Climate Change Adaptation and Population Dynamics in Latin America and the Caribbean - Perspectives from the RegionOct 13, 2015
Latin America and the Caribbean face multiple risks from a changing climate, from sea level rise to glacial melt to extreme weather and disease. Recent population trends—particularly population growth and urbanization—will continue to be an important factor in influencing the region’s vulnerability and adaptive capacity.
The water-energy-food choke point is forcing a new reckoning. Three colliding trends—declining freshwater reserves, booming energy demand, and uncertain grain supplies—are disrupting economies, governments, and environments around the world. As the world’s most populous country and biggest energy consumer, China’s energy, food, and environmental security is threatened as it hits these choke points. How Chinese policymakers deal with these water-energy-food confrontations will have significant domestic and global consequences.
Japan may no longer be the economic threat it once was, but tensions with the United States still prevail over trade, most notably in pushing forward with the Trans-Pacific Partnership agreement. While a successful conclusion to the 12-member nation trade pact would reap in great rewards for the global economy, the politics of trade in both Washington and Tokyo present formidable barriers that will likely take several years to overcome.

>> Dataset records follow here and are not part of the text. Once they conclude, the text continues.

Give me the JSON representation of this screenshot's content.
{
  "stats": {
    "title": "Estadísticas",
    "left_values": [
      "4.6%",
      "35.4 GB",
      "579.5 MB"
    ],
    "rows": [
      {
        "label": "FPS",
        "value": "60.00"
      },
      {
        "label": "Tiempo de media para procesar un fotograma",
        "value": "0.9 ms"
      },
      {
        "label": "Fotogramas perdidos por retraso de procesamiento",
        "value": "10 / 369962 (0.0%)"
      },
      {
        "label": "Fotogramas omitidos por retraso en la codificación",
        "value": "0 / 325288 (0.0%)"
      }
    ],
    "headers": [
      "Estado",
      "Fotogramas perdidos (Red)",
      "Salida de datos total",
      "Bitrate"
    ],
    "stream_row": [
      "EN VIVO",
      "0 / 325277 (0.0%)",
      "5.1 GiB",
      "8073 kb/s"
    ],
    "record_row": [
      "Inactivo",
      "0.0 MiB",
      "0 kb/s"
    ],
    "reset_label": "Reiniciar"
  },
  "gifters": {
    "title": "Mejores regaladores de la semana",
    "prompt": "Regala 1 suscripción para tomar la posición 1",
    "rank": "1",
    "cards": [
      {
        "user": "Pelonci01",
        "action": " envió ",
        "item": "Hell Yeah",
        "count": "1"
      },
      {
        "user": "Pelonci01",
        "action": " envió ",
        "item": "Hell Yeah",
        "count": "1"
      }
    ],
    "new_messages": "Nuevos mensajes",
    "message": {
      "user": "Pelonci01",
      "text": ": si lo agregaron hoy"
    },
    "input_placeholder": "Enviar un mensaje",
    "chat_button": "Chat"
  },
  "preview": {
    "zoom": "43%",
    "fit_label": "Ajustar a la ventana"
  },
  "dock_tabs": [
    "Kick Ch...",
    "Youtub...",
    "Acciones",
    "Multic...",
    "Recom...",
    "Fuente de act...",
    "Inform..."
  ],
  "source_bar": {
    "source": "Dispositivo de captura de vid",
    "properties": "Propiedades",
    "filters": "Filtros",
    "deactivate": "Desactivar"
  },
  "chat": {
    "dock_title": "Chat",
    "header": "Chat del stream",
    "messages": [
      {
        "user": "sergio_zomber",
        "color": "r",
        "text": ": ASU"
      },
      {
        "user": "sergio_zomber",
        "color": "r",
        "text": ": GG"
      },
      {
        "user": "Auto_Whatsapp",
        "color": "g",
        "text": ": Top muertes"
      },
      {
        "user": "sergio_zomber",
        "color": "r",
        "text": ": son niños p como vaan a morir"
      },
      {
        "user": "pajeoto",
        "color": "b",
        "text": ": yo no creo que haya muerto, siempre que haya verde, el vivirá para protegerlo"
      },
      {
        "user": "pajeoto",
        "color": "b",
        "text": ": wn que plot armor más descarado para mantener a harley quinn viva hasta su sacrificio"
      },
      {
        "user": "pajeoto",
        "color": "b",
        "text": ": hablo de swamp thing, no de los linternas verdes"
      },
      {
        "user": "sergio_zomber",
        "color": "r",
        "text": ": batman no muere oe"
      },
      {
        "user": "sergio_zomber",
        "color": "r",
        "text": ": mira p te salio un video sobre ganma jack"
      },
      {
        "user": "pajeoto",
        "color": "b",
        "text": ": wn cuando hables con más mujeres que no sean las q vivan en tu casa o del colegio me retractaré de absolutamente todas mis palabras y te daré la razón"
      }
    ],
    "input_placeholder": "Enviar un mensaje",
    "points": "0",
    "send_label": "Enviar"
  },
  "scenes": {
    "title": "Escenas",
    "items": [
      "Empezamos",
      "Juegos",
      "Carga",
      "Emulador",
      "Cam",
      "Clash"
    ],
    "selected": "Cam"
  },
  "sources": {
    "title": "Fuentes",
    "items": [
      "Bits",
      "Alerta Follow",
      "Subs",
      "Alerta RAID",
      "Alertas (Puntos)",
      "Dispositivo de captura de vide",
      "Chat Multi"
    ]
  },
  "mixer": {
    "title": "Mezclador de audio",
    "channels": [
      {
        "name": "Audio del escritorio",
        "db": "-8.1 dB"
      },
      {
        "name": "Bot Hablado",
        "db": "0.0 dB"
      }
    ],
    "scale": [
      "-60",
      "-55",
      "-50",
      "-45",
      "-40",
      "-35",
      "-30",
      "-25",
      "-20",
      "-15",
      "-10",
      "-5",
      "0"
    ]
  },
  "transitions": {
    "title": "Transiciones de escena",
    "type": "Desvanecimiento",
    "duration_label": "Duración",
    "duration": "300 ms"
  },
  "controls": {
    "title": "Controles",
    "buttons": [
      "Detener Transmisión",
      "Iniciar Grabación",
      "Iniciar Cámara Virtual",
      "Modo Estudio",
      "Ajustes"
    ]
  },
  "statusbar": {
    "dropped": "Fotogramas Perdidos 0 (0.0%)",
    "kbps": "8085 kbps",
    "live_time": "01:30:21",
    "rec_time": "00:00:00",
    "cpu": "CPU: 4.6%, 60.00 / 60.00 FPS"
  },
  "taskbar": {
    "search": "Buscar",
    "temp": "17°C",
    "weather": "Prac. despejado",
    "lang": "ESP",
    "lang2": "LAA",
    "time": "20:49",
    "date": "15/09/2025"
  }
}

Four essays present perspectives on the ideas behind smart cities from New York, Ahmedabad, São Paulo, and Beijing.
Thanks to improved smallholder farms and land diversity, “China has been able to meet grain production targets year after year despite large portions of the country stricken by drought,” Boyle says in an interview with the Wilson Center’s China Environment Forum.
China consumes about half of the world’s pork. The average pig in China produces 5.3 kg of waste each day, which contains nutrients, heavy metals, and pharmaceutical residues.
Award-winning writer Christina Larson documents in a new article the progress China has made in water conservation.
China Environment Forum is proud to introduce China Environment Series 12, a new volume of our annual publication with a special focus on water and energy. CES 12 features a special review section on water-energy nexus challenges in China, a special focus section on China's troubled lakes, 8 commentaries, 7 feature boxes, and 4 spotlight articles discussing a wide variety of environmental and energy issues.
This new research brief looks into an area of China's overseas environmental impact that has been rarely explored: distant water fishing. The brief examines international treaties, China's practice and players, as well as drivers of distant water fishing. It investigates Chinese fleets' environmental impact in west Africa, and suggests strategies for a better governance.